Among my favorite ones presented at IATEFL was the –ed = t maze. Students have to work their way through the maze by going from one –ed = t combination to the next. The interesting thing about it is that he presents the verb and an object that starts with a vowel so that they can practice the elision that is so common in verb + object combinations such as “booked a room”.

Check out the recording of his talk and his handout. He also has an article and an interview on this topic. Make sure you also explore his website full of rich resources for effective pronunciation teaching.

Tuesday, April 23, 2013

IATEFL 2013 - The Future is Now – What Tomorrow’s Schools Will Look Like

International conferences are a great opportunity to learn new things, debate controversial ideas, and check if you are doing a good job at your school. The IATEFL annual conference is especially exciting because you have teachers from all over the world sharing information on teaching English as a foreign language. So there I was, ready to take part in this international exchange of ideas.

Being a tech-savvy teacher who blogs and reasonably up-to-date on technological advances, I was quite curious by the title of this presentation by Peter Davidson (Zayed University, United Arab Emirates) on Thursday, April 11th 2013. After all, he was asking questions such as, “What will classrooms look like in the 21st century?”, “Will there be classrooms?”, “Will there be schools?”, “Will there be teachers?”. Looking for answers and for new ideas, in I went.

Peter Davidson started talking about the factors shaping education at the moment, some of which are economics, globalization, research, and technology. Going on to the topic of curriculum and tools, He mentioned blended learning, online learning (MOOC), laptops, tablets, and phones. After cruising through web tools, he got the audience to discuss the role of the teacher in the future. Will we be facilitators, enablers, guides, mentors, gurus, or just bystanders? 

Finally, the session went onto the future of education. Whether education will be challenging, frustrating, chaotic, fun and exciting, Peter Davidson concluded that teachers need to not only be aware of the changing face of education, but they need to embrace this change and help to shape it. This change needs to lead to more effective learning. According to him, and I fully agree, teachers and educators need to shape the future of education – not Bill Gates and Steve Jobs. 

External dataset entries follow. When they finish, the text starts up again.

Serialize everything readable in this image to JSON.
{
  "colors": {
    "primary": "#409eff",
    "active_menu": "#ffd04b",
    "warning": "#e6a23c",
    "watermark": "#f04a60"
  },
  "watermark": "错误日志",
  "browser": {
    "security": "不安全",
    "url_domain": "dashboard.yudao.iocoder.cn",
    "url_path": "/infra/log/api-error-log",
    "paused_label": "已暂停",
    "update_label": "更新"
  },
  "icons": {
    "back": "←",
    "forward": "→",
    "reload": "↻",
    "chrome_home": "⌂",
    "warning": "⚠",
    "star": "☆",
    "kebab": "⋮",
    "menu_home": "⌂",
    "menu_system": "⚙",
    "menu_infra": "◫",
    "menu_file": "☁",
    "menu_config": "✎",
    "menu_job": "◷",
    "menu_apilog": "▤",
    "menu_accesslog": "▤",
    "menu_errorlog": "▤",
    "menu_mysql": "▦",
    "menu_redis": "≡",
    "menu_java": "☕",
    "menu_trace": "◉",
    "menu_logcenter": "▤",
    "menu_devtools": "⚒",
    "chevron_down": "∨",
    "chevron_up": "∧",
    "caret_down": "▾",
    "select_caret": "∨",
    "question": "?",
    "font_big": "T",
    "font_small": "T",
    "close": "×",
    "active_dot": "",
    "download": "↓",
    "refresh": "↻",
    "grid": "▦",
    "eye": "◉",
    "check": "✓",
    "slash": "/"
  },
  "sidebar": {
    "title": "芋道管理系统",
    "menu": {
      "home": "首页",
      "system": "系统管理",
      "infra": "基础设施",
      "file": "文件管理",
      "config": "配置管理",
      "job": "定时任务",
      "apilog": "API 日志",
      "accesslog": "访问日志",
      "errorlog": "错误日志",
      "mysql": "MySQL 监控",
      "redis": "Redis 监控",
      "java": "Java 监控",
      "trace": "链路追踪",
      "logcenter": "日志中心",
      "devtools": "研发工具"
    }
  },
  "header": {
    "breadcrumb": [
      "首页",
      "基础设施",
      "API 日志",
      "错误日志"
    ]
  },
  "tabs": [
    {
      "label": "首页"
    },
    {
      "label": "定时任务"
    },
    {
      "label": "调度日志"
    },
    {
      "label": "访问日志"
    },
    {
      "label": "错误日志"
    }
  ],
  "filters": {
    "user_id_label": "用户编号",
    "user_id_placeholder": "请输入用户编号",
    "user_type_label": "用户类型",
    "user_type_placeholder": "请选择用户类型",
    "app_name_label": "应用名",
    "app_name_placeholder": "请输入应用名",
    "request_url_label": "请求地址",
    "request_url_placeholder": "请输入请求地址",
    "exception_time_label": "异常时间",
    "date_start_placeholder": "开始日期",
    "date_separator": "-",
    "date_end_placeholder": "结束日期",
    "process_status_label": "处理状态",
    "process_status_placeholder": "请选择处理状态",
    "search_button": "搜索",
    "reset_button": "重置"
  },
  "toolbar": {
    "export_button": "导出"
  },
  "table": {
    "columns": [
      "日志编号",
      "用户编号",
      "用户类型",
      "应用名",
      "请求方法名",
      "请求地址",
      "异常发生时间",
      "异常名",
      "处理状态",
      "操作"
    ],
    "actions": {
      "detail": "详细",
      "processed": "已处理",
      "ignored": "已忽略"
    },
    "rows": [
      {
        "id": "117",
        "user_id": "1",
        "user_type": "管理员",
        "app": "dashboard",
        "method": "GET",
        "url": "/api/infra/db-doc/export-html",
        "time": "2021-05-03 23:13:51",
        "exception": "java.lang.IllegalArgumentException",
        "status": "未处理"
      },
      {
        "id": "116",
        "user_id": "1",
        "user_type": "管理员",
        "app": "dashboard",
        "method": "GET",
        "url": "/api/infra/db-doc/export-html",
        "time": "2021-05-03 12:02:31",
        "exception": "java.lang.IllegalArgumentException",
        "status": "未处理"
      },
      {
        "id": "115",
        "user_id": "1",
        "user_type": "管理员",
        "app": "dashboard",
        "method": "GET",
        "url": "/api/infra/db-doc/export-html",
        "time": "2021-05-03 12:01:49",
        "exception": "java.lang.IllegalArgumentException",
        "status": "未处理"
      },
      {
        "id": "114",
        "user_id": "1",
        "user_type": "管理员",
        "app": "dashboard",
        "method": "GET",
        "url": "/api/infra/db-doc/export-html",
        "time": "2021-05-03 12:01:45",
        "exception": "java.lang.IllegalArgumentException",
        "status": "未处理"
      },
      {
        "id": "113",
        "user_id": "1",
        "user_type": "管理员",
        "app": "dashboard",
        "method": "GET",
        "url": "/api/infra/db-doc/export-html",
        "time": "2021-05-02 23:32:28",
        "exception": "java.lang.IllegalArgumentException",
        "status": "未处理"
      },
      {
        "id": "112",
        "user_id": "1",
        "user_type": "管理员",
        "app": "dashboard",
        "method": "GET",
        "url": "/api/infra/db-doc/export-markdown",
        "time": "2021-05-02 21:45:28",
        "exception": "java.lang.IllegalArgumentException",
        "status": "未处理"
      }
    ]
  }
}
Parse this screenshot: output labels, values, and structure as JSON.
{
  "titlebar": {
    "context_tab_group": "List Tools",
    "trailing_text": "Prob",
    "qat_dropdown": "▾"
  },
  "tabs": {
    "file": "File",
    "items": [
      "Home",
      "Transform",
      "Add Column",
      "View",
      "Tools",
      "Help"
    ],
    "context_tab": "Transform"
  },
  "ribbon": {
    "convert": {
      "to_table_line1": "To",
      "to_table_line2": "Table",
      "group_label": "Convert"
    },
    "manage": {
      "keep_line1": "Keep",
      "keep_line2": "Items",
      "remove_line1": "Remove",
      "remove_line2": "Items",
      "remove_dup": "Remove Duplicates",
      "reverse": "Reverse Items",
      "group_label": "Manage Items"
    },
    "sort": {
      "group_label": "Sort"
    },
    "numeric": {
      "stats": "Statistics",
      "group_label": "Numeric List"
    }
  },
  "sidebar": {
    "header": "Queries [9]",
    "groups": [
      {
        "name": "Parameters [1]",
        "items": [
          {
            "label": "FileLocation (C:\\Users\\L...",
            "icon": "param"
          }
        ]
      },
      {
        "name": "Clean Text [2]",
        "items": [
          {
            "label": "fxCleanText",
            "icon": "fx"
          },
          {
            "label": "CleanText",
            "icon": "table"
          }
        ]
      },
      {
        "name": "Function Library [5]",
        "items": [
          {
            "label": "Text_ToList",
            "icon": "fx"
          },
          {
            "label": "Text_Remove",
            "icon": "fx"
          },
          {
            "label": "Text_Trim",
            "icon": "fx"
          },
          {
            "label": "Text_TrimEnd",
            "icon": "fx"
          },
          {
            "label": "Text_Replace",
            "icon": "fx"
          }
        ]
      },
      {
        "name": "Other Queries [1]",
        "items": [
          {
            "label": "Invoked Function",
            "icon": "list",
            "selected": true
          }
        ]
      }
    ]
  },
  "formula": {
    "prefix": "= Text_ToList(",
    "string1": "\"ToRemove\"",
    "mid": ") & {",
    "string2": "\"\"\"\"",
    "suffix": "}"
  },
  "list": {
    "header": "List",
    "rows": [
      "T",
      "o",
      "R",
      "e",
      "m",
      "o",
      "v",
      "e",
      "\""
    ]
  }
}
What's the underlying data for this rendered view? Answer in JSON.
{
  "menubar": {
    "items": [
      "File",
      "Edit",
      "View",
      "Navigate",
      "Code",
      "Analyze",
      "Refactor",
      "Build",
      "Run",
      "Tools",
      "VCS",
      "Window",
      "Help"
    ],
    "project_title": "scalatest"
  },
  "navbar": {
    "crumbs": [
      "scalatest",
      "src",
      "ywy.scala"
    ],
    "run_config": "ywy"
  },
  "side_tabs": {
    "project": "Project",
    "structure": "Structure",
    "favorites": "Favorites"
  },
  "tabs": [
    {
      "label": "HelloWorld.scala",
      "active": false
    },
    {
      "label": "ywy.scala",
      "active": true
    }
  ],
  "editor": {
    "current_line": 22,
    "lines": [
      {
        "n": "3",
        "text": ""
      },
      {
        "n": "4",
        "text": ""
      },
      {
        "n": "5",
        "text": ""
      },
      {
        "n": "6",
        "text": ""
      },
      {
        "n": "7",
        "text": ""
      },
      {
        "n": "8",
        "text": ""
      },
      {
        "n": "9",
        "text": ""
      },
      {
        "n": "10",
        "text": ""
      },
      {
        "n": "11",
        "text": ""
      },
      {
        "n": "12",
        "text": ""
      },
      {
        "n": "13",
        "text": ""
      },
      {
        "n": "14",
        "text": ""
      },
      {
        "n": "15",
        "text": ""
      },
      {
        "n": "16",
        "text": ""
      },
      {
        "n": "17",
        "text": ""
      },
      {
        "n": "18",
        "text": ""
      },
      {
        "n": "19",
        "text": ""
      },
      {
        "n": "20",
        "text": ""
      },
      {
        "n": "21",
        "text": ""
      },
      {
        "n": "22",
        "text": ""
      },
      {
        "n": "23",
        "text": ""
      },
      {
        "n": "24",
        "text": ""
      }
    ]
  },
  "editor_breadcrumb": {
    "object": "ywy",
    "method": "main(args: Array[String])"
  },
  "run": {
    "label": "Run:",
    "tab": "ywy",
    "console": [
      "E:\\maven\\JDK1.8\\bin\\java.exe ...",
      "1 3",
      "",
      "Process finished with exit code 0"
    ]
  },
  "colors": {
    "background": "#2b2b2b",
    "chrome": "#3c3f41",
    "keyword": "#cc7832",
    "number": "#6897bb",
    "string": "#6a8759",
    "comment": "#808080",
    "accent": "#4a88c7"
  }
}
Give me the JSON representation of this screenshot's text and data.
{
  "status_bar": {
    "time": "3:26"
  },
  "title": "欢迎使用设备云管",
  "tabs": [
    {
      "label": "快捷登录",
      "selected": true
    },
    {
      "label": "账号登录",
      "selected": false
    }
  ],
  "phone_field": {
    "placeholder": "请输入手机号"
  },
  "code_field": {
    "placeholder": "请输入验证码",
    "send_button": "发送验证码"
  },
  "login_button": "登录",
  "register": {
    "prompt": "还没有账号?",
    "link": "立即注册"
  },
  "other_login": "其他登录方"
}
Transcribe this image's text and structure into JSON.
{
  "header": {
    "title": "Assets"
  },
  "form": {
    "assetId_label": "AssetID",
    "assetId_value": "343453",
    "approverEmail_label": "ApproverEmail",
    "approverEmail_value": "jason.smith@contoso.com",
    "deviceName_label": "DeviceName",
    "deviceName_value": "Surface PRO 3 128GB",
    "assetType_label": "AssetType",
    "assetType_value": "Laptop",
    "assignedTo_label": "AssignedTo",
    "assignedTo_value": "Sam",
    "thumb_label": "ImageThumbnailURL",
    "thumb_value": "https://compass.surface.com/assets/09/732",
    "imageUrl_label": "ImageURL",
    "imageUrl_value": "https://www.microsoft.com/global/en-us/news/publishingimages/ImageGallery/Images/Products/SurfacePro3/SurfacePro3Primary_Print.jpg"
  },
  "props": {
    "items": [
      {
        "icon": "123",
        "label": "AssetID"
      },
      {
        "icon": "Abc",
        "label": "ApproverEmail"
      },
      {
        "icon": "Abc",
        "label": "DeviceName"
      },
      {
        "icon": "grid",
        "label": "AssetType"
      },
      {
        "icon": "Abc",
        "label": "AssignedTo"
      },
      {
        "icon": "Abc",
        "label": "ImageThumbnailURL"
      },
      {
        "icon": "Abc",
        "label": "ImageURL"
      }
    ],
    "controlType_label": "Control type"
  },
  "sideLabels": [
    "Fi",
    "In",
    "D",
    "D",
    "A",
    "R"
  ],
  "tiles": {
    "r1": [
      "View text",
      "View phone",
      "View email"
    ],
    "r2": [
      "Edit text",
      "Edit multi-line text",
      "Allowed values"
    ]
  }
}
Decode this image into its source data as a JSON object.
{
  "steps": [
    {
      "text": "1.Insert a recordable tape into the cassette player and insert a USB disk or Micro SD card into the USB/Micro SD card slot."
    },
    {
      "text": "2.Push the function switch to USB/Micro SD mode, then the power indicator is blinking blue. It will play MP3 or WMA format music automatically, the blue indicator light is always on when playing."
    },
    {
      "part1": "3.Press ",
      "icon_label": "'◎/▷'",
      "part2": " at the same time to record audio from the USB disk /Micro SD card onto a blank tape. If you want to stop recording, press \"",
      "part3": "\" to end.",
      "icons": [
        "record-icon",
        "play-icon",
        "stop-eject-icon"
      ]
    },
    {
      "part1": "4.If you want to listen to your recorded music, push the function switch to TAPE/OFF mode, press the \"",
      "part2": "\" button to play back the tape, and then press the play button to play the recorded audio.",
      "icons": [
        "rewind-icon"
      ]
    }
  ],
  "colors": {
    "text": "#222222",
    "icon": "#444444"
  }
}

The important question here is, “Did I learn anything new by watching this presentation?” The answer is no. However, what I would like to emphasize is how rewarding it is to know that Casa Thomas Jefferson is one of the frontrunners embracing this change. We, as teachers, have been using web tools for several years. Online and blended learning are already part of our reality. Computers and tablets in class are our daily routine. Even living in a developing country facing a never-ending economic crisis, we are not bystanders. Into the future we boldly stride.

Monday, April 22, 2013

IATEFL Conference 2013 Ed Tech Highlights

IATEFL was just some days ago, but things get so hectic when we get back that it seems that it was so long ago... The highlights of an international conference like IATEFL is always related to the people you meet and talk to and the networking that takes place everywhere, on the streets, on Twitter, in the Convention Center corridors, during break time. It's always time to connect, talk, discover, experience.

If you ask me about specific things I've paid attention to and took notes, here are they in my Notes:

Learning Technologies Pre-Conference Notes

Notes Day 1

Notes Day 2

Notes Day 3 and 4

Also, there were some amazing bloggers who would post the summaries of the presentations almost real time.

Graham Stanley's summaries mainly related to Learning Technologies.

Chia Suan Chong's summaries

And the grand finale with our wonderful App Swap. In the corridors of the Convention Center, we exchanged fun and serious apps for personal use and for the classroom. Ana Maria Menezes did a wonderful job compiling all of them!

Amazing days of learning and connections.

crossposted at